WASHINGTON: US President Barack Obama, who completes his second and final term this year, acknowledges that he failed in persuading Muslims to examine the roots of their grievances.
In a long interview to the Atlantic magazine, published in its April issue, Mr Obama also emphasises the need for a modernist reform within Islam, which, he believes, would better equip Muslims for dealing with the problems they face now.
He said that in his “new beginning” speech in Egypt on June 4, 2009, he had shared a message of peace and hope with the Muslim masses.
“I was hoping that my speech could trigger a discussion, could create space for Muslims to address the real problems they are confronting — problems of governance,” he said.
He noted that ‘some currents” of Islam had not gone through a reformation that would help people adapt their religious doctrines to modernity.
“My thought was, I would communicate that the US is not standing in the way of this progress, that we would help, in whatever way possible, to advance the goals of a practical, successful Arab agenda that provided a better life for ordinary people,” he said.

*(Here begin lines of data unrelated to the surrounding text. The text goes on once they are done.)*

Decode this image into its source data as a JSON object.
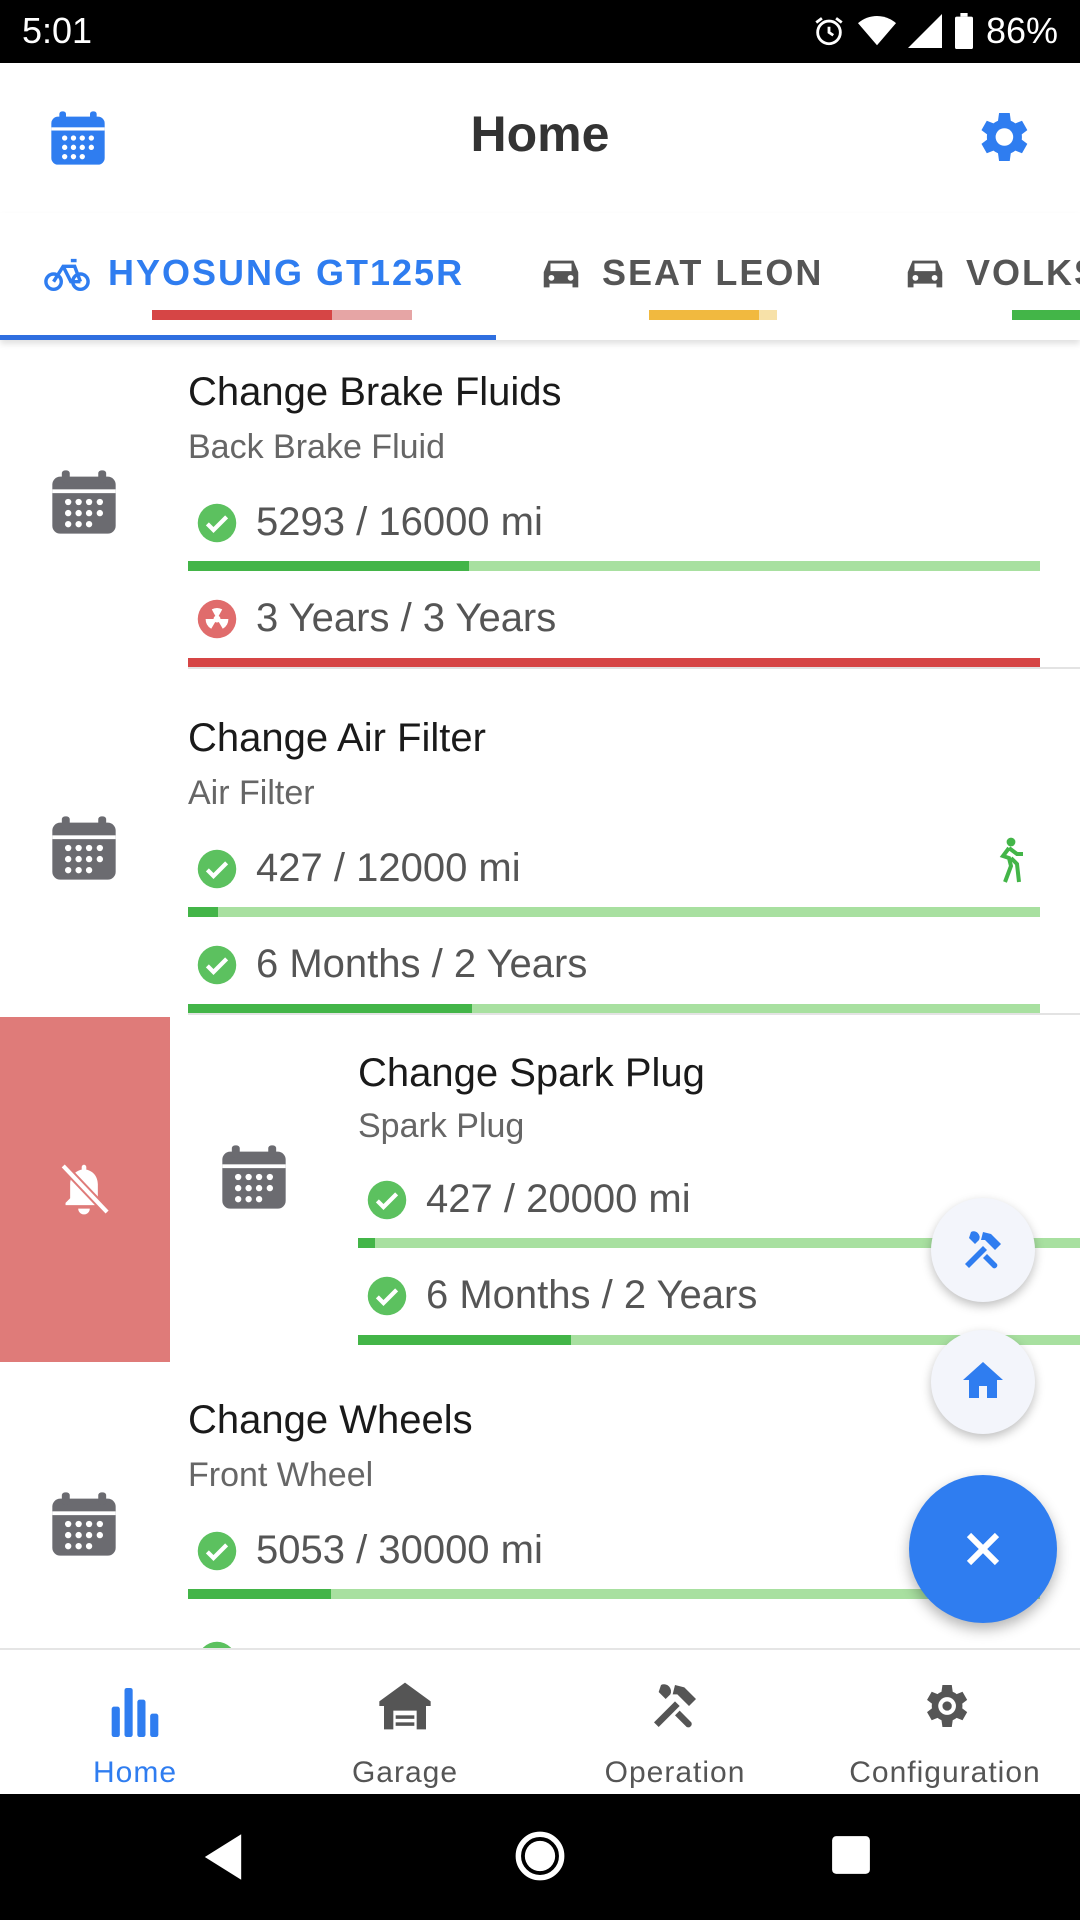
{
  "status_bar": {
    "time": "5:01",
    "battery": "86%"
  },
  "header": {
    "title": "Home"
  },
  "tabs": [
    {
      "label": "HYOSUNG GT125R",
      "icon": "bicycle-icon",
      "active": true
    },
    {
      "label": "SEAT LEON",
      "icon": "car-icon",
      "active": false
    },
    {
      "label": "VOLKS",
      "icon": "car-icon",
      "active": false
    }
  ],
  "items": [
    {
      "title": "Change Brake Fluids",
      "subtitle": "Back Brake Fluid",
      "distance": "5293 / 16000 mi",
      "distance_progress": 0.33,
      "distance_status": "ok",
      "time": "3 Years / 3 Years",
      "time_progress": 1.0,
      "time_status": "overdue"
    },
    {
      "title": "Change Air Filter",
      "subtitle": "Air Filter",
      "distance": "427 / 12000 mi",
      "distance_progress": 0.04,
      "distance_status": "ok",
      "time": "6 Months / 2 Years",
      "time_progress": 0.25,
      "time_status": "ok",
      "extra_icon": "walking-icon"
    },
    {
      "title": "Change Spark Plug",
      "subtitle": "Spark Plug",
      "distance": "427 / 20000 mi",
      "distance_progress": 0.02,
      "distance_status": "ok",
      "time": "6 Months / 2 Years",
      "time_progress": 0.25,
      "time_status": "ok",
      "swipe_action": "mute-notification"
    },
    {
      "title": "Change Wheels",
      "subtitle": "Front Wheel",
      "distance": "5053 / 30000 mi",
      "distance_progress": 0.17,
      "distance_status": "ok"
    }
  ],
  "bottom_nav": [
    {
      "label": "Home",
      "icon": "bar-chart-icon",
      "active": true
    },
    {
      "label": "Garage",
      "icon": "garage-icon",
      "active": false
    },
    {
      "label": "Operation",
      "icon": "tools-icon",
      "active": false
    },
    {
      "label": "Configuration",
      "icon": "gear-icon",
      "active": false
    }
  ],
  "colors": {
    "accent": "#2f7df0",
    "ok": "#43b548",
    "ok_light": "#a8e0a0",
    "danger": "#d64545",
    "icon_grey": "#6b6b70"
  }
}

Some analysts argue that Mr Obama’s Cairo speech did contribute to the Arab spring that toppled several totalitarian regimes in the region. But critics say that Mr Obama’s approach was ineffective and he did not understand the threat that some radical Muslim groups posed.
In his interview to the Atlantic, he said he had been urging Muslim leaders to do more to eliminate the threat of violent ‘fundamentalism’.
“It is very clear what I mean,” he said, “which is that there is a violent, radical, fanatical, nihilistic interpretation of Islam by a faction—a tiny faction — within the Muslim community that is our enemy, and that has to be defeated.”
Mr Obama said that there was also the need for Islam “as a whole to challenge that interpretation of Islam, to isolate it, and to undergo a vigorous discussion within their community about how Islam works as part of a peaceful, modern society”.
But this response to radical interpretations of Islam should come from within, as it cannot be enforced by outside powers.
“I do not persuade peaceful, tolerant Muslims to engage in that debate if I’m not sensitive to their concern that they are being tagged with a broad brush,” he said.
Mr Obama also believes that the intensified Muslim fury of recent years was encouraged by countries considered friends of the US, says the interviewer, Jeffrey Goldberg.
In a meeting with Malcolm Turnbull, the new prime minister of Australia, Mr Obama described how he had watched Indonesia gradually move from a relaxed, syncretistic Islam to a more fundamentalist, unforgiving interpretation.
When Mr Turnbull asked why this was happening, Mr Obama said the Saudis and other Gulf Arabs had funnelled money, and large numbers of imams and teachers, into the country.
“Aren’t the Saudis your friends?” Mr Turnbull asked. “It’s complicated,” Mr Obama replied.
The interviewer notes that Mr Obama’s patience with Saudi Arabia has always been limited. In his first foreign-policy commentary in 2002, Mr Obama advised the then president Bush to persuade the Saudis and Egyptians to “stop oppressing their own people, and suppressing dissent, and tolerating corruption and inequality”.
“In the White House these days, one occasionally hears Mr Obama’s National Security Council officials pointedly reminding visitors that the large majority of 9/11 hijackers were not Iranian, but Saudi,” Mr Goldberg wrote.
“And Obama himself rails against Saudi Arabia’s state-sanctioned misogyny, arguing in private that ‘a country cannot function in the modern world when it is repressing half of its population,’” he added.
Mr Goldberg said the president told him that the Saudis needed to “share” the Middle East with their Iranian foes.
“(We need to) say to our friends as well as to the Iranians that they need to find an effective way to share the neighbourhood and institute some sort of cold peace,” Mr Obama said.
According to the interviewer, Mr Obama also believed that one of the most destructive forces in the Middle East was tribalism, which reflected in the reversion to sect, creed, clan, and village by the desperate citizens of failing states.